We’ve all worked so hard, it’s sad to see another year go by.  But I’m glad that I’ve been given so many chances this year.  I’m now a member of SHPC, I got to work with the Travel Route Department, and I’ve read so many wonderful stories about the lives of so many incredible kids.  Plus, now I’m going to leave to go on my skiing trip with Mistle Star!

I’m glad my boss, Mr. Wreath, gave me this journal.  It’s been fun writing about my time.  I can’t wait to look back on these memories and remember how much fun I had!

Well, I’m off!  Until next year!!! And Merry Christmas!

Opinion: We need an art club

by Summer Terry/Staff Writer

Photo Caption: Nevaeh Stewart, 9, talks to Summer Terry, 9, about the possibility of an art club.

“I would join (an art club), if we had one,” said Ariana Carmichael, 9. “I’ve had a lot of free time on my hands, and don’t really know how to spend it.” 

A lot of kids draw in their free time here in GCHS, so I thought, why not ask them about an art club? We don’t really have art clubs here, and I think we should. These are some of the students’ opinions on having one. 

One of the first I asked was Carmichael. “I would like to be a part of something,” she said. “I think it would be really fun to join,” 

Of course, I’m no expert at knowing what people would want, so I went ahead and asked what they’d expect it to be like.

“Just a place to share common interests and art, perhaps a bit of constructive criticism if wanted,” said Carmichael.

“I think that an art club would be a good place for students to work on personal projects. It would also be great to have art club students do collaborative projects for the community, such as painting murals and artwork for the school, or even doing face painting at events,” said Ms. Hannah Johnson, 2D Art teacher.

Students say they’d go alone, but would consider asking their friends to join. Most think having an all-in-one art club would be fun.

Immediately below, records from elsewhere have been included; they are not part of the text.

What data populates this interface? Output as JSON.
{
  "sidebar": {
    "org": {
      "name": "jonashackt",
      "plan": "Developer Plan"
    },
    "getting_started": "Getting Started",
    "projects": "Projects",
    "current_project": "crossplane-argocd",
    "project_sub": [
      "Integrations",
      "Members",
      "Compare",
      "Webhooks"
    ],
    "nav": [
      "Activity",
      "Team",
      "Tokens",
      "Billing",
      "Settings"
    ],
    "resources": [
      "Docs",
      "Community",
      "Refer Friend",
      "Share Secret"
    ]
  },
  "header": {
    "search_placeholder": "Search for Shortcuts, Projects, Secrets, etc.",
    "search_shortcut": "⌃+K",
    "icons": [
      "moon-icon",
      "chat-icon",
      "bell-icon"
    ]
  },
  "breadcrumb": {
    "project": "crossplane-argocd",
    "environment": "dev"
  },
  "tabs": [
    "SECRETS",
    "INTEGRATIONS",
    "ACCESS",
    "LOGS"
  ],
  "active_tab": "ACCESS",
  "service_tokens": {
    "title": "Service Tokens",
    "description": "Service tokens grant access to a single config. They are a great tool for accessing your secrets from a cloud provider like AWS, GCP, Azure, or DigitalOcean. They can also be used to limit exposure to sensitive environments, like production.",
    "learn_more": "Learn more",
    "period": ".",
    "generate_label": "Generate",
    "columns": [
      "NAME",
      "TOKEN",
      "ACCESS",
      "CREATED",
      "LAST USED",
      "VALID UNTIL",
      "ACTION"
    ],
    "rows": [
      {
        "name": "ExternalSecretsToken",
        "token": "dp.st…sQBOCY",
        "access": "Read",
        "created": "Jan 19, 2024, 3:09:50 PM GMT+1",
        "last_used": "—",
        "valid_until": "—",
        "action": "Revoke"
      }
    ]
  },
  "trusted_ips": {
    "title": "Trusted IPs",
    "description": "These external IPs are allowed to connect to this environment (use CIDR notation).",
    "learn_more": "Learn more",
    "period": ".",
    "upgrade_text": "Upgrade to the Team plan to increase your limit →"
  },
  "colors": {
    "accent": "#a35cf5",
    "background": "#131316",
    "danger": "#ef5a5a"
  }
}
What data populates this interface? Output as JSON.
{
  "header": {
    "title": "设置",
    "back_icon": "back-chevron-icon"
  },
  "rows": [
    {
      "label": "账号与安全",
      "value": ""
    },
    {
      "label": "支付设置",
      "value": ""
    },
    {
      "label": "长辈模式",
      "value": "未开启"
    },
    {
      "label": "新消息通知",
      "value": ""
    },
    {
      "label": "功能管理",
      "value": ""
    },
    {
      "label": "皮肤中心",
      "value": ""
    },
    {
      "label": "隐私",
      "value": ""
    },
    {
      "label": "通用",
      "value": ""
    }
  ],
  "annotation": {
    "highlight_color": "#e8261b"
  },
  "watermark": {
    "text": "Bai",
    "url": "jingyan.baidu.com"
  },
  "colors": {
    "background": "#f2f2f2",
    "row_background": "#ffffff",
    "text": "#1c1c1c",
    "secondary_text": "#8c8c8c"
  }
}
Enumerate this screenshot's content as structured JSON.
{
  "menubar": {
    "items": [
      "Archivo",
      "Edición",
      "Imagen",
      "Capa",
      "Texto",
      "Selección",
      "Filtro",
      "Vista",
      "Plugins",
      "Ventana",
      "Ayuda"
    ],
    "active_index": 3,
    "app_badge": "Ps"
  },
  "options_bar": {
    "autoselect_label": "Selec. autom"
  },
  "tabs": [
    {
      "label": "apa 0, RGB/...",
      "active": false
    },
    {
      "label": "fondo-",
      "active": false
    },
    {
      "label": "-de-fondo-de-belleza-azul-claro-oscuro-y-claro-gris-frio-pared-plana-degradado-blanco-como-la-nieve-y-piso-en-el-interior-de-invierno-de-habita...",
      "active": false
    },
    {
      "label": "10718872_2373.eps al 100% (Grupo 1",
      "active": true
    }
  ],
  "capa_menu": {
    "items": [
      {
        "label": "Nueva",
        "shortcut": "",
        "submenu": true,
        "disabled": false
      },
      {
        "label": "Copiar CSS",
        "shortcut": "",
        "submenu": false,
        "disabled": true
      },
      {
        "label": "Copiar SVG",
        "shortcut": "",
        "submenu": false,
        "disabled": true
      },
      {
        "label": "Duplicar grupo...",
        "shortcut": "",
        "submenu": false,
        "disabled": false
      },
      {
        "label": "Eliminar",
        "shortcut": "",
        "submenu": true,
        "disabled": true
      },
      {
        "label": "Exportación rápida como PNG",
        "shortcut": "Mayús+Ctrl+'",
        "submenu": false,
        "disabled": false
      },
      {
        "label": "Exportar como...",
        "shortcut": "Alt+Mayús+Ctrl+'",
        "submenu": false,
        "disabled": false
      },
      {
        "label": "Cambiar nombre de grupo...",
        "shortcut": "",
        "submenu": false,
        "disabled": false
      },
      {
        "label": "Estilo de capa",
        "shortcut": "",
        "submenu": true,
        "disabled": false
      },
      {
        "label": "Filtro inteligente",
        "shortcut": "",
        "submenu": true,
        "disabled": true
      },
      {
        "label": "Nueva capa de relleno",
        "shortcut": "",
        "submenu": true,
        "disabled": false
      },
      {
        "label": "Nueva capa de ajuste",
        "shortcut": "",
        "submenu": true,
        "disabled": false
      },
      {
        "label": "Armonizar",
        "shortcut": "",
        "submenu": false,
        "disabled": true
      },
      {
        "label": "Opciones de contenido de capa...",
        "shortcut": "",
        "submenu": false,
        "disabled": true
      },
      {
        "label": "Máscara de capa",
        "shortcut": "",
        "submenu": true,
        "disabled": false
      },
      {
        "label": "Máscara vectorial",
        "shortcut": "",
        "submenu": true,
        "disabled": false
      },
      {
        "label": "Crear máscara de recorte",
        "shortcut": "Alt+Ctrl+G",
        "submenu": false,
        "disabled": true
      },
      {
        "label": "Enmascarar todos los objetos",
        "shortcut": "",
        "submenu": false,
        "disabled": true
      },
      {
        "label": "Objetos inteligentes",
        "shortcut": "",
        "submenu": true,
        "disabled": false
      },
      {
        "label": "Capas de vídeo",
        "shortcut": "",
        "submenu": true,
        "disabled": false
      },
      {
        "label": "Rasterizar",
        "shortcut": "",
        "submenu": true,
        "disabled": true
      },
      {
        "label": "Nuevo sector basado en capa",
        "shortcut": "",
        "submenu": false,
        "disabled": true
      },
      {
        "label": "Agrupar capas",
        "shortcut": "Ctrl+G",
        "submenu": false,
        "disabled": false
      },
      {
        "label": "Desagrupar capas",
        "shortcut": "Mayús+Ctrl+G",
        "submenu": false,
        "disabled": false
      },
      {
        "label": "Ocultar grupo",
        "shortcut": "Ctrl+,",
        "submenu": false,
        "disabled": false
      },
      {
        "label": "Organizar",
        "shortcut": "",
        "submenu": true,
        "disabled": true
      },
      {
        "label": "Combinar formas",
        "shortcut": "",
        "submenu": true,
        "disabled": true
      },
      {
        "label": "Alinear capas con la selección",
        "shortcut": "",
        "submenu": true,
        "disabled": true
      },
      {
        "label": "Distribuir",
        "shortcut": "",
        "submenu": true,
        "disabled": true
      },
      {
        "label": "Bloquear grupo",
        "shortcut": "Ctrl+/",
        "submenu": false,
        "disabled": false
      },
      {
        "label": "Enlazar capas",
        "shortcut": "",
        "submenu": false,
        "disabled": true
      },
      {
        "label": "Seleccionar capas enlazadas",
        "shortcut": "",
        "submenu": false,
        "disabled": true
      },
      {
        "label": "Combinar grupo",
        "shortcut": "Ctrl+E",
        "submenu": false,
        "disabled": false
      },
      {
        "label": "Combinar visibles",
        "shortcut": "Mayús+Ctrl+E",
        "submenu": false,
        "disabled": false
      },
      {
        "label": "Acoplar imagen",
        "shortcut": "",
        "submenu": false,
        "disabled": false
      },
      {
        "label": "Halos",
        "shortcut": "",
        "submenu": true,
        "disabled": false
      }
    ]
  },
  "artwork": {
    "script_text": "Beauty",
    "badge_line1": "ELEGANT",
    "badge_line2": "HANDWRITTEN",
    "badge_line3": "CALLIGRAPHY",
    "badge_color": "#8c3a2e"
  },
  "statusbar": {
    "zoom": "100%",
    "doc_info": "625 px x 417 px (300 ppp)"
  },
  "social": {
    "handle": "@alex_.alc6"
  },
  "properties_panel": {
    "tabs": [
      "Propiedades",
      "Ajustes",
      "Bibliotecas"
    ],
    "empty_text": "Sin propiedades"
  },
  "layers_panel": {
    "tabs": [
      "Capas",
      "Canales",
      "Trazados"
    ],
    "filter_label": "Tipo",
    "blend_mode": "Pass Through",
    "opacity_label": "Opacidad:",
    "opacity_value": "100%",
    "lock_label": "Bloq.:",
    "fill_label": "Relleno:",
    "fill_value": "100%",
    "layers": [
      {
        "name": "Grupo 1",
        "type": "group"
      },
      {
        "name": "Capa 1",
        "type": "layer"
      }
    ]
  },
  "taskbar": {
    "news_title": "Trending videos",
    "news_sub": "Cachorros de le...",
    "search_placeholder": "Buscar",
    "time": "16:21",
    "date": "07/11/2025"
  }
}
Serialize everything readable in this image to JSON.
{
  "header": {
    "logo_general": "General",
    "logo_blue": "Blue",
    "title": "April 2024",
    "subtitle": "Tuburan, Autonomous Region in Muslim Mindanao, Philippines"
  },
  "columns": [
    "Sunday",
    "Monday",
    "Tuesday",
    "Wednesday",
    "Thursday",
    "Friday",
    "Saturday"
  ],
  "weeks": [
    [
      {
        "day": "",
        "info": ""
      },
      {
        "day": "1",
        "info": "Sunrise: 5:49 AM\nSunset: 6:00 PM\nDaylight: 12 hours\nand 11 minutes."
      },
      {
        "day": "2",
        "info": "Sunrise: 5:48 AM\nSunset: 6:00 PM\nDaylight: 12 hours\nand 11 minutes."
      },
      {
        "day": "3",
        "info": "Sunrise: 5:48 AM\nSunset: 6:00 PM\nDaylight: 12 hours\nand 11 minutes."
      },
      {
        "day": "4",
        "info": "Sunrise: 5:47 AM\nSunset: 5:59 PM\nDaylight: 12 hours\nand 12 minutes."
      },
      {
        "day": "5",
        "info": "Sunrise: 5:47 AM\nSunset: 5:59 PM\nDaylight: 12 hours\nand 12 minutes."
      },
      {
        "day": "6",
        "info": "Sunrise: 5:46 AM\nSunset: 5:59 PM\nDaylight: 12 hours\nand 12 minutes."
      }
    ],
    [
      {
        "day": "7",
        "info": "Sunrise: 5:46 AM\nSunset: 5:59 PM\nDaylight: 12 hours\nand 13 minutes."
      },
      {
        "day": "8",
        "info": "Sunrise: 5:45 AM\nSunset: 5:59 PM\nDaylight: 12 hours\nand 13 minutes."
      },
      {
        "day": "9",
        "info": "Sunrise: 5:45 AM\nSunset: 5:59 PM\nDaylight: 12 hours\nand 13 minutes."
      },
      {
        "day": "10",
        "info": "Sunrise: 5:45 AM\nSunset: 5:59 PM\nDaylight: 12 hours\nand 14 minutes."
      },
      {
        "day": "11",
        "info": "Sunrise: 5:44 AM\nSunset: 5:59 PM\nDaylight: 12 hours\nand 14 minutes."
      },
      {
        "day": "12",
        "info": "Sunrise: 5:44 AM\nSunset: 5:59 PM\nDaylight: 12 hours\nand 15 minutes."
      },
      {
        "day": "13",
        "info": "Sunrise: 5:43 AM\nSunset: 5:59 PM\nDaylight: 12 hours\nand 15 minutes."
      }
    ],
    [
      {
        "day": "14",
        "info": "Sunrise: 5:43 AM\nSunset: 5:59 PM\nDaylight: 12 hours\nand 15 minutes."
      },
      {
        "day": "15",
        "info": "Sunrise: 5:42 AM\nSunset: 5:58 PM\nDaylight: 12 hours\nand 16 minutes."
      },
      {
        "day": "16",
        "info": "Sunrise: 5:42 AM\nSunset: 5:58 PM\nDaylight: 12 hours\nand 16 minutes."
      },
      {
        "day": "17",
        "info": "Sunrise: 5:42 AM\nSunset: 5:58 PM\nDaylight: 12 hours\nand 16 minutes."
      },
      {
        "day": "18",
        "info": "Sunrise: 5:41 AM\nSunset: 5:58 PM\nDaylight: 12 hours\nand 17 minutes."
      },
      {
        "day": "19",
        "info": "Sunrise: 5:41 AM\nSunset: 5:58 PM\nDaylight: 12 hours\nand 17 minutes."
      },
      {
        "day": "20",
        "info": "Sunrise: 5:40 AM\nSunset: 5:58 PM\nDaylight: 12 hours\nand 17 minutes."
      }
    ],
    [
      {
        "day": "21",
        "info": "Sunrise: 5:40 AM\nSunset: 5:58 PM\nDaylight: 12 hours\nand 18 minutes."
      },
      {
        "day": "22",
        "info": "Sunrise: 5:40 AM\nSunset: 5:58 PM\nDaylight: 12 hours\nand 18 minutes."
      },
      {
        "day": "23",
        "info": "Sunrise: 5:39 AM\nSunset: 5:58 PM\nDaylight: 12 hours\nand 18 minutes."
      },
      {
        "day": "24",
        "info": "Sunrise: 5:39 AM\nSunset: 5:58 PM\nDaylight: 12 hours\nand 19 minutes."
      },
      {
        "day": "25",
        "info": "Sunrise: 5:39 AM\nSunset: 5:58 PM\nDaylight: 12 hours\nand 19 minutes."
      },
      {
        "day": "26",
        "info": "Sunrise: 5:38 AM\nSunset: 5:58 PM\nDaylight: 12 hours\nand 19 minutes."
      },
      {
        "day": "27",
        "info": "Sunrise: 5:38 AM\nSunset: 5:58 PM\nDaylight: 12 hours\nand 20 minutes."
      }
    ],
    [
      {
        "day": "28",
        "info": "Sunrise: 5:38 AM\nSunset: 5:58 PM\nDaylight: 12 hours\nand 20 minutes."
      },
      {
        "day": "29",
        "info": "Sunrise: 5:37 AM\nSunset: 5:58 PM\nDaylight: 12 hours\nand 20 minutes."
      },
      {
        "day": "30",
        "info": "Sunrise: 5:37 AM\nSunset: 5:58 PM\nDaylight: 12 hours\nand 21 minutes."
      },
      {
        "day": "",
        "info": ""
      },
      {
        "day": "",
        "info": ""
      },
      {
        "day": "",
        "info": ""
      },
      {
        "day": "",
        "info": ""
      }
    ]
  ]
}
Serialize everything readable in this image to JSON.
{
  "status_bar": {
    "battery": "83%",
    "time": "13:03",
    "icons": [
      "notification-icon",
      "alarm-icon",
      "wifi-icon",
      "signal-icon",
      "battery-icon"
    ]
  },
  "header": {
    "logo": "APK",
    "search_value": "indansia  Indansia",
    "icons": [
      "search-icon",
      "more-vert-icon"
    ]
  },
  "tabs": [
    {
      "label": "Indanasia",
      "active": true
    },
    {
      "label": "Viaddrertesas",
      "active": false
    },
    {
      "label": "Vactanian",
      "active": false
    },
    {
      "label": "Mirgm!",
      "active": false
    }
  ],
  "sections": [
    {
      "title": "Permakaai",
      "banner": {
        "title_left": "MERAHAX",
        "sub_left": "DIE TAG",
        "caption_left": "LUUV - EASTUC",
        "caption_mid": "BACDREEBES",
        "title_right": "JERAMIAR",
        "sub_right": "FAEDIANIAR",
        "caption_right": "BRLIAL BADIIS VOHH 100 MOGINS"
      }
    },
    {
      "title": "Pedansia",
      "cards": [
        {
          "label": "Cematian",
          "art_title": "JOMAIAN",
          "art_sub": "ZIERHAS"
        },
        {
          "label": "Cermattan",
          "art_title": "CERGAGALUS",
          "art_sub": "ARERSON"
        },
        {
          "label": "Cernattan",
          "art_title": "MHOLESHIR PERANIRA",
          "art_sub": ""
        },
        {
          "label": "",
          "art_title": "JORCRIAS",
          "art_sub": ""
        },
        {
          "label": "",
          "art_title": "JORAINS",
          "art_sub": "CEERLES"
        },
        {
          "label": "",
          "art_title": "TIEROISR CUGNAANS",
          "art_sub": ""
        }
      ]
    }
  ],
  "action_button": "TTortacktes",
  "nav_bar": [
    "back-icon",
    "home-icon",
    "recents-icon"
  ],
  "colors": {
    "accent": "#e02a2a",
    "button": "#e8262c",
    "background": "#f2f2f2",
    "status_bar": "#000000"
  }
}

 “I think it would be a lot of fun and motivating if we got to do projects for the school,” said Carmichael. “I prefer drawing and 2D art, (but) I think an all in one would be fun!”

I also asked if they’d prefer to do group or individual projects. “I’m honestly on the edge for both of them, but mainly leaning for individual projects,” Carmichael. 

“I’d prefer it to be after school, and such,” said Carmichael. Most seem to want the club after school, instead of before. 

Of course, like any other subject, some people don’t enjoy it that much. “No, (I wouldn’t join) because I don’t like art that much,” said Nevaeh Stewart, 9. She said if she did, she would go “with friends to feel more comfortable” and she would expect to “learn more about art.”